## [Task prompt]
All lines with the word "this" are to be found and copied from the listing.

## [Data records]

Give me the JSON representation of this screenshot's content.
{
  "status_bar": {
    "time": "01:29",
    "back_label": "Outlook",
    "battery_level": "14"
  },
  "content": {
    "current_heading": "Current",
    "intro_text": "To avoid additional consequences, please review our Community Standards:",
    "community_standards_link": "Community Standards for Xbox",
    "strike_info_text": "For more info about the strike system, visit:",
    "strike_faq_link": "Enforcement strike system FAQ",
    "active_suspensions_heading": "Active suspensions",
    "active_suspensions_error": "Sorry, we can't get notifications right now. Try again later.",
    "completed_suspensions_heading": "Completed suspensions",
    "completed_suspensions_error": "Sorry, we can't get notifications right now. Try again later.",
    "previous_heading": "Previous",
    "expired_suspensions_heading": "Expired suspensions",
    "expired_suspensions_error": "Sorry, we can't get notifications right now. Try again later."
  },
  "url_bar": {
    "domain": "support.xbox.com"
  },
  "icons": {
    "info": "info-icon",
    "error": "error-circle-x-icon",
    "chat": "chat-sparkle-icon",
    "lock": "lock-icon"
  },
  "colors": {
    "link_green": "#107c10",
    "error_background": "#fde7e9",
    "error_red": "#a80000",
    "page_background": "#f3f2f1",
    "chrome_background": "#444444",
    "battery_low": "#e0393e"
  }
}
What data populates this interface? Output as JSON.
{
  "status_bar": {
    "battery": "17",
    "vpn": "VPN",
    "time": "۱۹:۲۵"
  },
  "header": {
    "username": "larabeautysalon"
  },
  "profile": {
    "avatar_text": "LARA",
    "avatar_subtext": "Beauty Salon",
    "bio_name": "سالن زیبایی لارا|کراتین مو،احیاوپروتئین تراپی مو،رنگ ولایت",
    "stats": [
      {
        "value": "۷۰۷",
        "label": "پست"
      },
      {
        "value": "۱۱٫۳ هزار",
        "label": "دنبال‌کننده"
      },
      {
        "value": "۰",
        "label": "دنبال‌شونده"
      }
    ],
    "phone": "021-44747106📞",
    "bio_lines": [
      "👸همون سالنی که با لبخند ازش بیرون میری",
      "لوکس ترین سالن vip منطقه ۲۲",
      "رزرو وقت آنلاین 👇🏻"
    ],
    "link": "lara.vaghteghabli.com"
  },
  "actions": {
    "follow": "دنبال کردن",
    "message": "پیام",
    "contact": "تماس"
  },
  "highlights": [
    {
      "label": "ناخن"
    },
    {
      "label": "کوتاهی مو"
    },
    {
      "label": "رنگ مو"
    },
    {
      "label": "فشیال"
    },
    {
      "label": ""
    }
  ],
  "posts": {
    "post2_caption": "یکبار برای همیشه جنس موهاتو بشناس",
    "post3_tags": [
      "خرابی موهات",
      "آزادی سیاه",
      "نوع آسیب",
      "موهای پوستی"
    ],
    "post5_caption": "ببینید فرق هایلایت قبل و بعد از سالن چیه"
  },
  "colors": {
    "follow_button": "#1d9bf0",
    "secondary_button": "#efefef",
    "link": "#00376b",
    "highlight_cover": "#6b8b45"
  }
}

## [Expected answer]
Give me the JSON representation of this screenshot's content.
What data populates this interface? Output as JSON.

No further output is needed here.